I didn't even manage the first chapter. Example- Sue should not comment if Tom is driving and is lost as he will feel unappreciated - when Sue doesn't comment, Tom feels valued and appreciates her consideration. WTF? It's like reading a Woman's own guide from the 1950s. This is just brain numbing rubbish
This is a relationship book for adult men and women… yet it is written for children, smart last year primary school children who have a limitless attention span. The idea that men and women are from different planets and forgot they’re not the same, isn’t just on the cover, it’s not even just in the intro (which is a good place for it), it’s in the entire book. Every page is so condescendingly simplistic, I felt like I was watching one of Laci Greens old YouTube videos on sex ed.
And much like Laci Greens old content, most of it isn’t necessarily bad advice, the problem is that it genuinely doesn’t know exactly what it is talking about, yet it’s stating opinions as if it’s proven fact.
Now there are differences between the sexes, in fact there’s far more difference than similarities, but there are some similarities. This book goes on as if there are none, it just makes blanket black and white generalizations about the sexes, that doesn’t take into account the grey. As such, the generalisations are wrong.
For example, he talks about how when women complain about issues, they don’t want to have solutions, they just want to empathized with, while men don’t want to be empathized with when complaining about problems, because men only complain about something if they want advice. Now to some extent this is true, it might even be more true than false, but it is at least partly false. As a man myself, there has been some times in my life where I haven’t been at my strongest, and just needed to vent and have someone validate it, and in my life at least 3 different women have responded to me like this unempathetically with advice. But as far as this book is concerned, that cross over never happens.
Honestly, this reads as a man who has generalized himself as a representative of all men, and his wife as a representative of all women, not accounting any of those differences to personality type or upbringing, and accounting all of them to innate gender. And he’s done so with short, overly simplistic, black and white metaphors, stretched to ridiculous excess.
Seriously, all books have filler, that’s par for the course. If a book doesn’t have filler it’s either a pamphlet, or a really good book. I have never seen so much filler in my life. The second chapter can literally be done in one sentence that it does in 15 pages, and still has the exact same amount of information provided: “Emotional people don’t want advise, they want empathy, for people only want advise when they ask for it”. How does someone stretch a sentence like that into 15 pages and not add any more value to it what so ever?

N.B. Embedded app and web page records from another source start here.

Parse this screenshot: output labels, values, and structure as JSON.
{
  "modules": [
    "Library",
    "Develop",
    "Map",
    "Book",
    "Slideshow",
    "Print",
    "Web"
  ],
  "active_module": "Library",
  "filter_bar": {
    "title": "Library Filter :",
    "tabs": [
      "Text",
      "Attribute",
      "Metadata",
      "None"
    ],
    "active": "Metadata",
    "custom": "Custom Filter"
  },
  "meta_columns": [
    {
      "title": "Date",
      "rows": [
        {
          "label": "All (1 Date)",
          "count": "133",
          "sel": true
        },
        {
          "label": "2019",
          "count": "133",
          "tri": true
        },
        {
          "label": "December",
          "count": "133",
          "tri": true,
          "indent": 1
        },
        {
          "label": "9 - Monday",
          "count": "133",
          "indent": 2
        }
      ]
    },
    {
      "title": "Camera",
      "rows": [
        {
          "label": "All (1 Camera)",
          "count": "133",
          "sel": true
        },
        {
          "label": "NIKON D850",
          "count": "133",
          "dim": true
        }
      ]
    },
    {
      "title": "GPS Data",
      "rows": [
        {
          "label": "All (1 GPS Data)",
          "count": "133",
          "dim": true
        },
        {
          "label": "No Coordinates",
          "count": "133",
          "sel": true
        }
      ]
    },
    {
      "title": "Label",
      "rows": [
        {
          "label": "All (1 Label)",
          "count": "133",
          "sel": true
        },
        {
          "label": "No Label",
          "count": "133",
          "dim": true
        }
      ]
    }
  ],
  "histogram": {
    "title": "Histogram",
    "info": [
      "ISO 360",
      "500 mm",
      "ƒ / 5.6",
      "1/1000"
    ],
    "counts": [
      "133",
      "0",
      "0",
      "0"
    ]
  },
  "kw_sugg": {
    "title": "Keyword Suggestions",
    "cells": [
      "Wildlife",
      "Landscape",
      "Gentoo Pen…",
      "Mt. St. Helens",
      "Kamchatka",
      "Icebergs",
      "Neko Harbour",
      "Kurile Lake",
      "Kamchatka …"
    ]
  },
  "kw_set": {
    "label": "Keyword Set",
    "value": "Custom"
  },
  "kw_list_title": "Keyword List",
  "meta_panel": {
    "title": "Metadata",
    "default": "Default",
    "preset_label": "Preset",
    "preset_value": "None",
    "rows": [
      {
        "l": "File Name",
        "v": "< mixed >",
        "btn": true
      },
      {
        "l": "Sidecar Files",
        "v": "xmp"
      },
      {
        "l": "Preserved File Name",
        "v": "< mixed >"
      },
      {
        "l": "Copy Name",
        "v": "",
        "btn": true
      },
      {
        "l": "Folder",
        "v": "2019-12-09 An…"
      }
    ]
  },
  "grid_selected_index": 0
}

Honestly, this just makes me think there needs to be a case study to find out why things like this or Laci Greens old content become so popular in the first place.